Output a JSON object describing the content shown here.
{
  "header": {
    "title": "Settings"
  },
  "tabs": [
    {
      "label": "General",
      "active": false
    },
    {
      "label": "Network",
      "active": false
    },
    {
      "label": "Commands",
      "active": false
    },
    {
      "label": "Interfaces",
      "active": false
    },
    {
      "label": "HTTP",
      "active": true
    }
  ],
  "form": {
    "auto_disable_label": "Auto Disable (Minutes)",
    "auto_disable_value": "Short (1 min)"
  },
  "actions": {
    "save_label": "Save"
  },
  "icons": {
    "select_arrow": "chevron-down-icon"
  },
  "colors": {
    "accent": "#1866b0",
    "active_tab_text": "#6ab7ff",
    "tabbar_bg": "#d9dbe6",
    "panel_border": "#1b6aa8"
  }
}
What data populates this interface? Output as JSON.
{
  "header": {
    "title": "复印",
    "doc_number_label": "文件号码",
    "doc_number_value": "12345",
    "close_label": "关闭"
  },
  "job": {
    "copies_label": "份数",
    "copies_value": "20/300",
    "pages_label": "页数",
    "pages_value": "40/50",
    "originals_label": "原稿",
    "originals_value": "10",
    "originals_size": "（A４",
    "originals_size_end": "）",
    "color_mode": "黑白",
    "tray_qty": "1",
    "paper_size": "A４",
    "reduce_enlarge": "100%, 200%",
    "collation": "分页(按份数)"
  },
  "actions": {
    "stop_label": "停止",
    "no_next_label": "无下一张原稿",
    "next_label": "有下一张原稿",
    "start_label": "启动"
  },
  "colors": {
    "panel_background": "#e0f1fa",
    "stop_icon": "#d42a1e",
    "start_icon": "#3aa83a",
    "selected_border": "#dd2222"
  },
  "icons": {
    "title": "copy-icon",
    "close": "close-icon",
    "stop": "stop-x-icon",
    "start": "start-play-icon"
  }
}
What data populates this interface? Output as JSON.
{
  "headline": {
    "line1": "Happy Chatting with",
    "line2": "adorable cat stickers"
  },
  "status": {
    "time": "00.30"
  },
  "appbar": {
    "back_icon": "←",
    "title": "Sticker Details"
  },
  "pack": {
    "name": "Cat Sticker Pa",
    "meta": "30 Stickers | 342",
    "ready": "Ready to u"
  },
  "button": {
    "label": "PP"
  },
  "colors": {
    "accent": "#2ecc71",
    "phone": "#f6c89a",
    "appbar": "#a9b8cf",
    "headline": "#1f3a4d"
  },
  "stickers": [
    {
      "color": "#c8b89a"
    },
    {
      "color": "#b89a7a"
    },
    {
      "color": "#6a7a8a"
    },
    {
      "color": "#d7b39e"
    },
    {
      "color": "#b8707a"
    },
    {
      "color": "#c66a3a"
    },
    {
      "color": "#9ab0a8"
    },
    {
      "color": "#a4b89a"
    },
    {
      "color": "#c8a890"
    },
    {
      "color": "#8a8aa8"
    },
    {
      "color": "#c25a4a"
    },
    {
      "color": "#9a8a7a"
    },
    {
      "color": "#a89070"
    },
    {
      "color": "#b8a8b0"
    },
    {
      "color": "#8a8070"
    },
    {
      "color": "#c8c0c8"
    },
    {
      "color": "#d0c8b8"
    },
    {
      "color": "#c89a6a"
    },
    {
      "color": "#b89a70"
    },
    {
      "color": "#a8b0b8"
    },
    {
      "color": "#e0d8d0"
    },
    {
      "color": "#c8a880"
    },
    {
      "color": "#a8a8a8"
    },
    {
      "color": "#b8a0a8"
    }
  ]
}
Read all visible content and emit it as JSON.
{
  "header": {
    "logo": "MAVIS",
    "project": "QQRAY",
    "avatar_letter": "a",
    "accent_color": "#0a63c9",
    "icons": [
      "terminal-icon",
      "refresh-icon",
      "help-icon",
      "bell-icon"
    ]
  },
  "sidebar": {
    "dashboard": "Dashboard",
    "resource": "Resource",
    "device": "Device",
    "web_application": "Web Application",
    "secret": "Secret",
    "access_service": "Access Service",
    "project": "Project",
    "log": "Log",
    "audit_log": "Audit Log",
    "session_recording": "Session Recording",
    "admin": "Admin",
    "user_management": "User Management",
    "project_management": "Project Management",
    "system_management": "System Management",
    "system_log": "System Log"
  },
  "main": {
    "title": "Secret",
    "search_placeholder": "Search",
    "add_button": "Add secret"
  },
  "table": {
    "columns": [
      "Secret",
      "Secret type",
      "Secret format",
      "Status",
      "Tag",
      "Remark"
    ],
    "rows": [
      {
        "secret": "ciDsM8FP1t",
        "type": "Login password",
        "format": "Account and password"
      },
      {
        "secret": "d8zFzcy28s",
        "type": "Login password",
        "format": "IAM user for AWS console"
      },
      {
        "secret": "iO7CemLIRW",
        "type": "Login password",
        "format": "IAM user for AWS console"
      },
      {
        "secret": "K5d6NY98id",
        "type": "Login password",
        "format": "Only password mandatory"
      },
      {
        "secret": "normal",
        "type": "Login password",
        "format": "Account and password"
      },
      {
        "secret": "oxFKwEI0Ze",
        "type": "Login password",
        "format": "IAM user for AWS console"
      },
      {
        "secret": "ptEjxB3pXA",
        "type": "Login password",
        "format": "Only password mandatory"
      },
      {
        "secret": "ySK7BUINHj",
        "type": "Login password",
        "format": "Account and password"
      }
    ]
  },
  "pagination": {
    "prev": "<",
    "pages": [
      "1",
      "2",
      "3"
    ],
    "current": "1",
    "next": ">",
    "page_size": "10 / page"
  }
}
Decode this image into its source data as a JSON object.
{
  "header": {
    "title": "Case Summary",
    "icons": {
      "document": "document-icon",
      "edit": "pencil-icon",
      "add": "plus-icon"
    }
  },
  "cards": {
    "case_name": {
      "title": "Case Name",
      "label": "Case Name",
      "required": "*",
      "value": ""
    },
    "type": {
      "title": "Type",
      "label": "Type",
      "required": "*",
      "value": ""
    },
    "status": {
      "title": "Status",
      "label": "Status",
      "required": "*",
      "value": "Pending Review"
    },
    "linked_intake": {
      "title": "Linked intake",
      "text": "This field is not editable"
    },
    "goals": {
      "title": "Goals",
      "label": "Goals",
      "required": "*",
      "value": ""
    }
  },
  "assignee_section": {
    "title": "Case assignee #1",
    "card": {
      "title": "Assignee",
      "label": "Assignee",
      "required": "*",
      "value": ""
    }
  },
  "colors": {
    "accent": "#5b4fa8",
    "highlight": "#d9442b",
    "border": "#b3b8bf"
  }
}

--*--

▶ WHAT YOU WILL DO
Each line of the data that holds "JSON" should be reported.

▶ REPLY TO THE TASK
Output a JSON object describing the content shown here.
What data populates this interface? Output as JSON.
What data populates this interface? Output as JSON.
Read all visible content and emit it as JSON.
Decode this image into its source data as a JSON object.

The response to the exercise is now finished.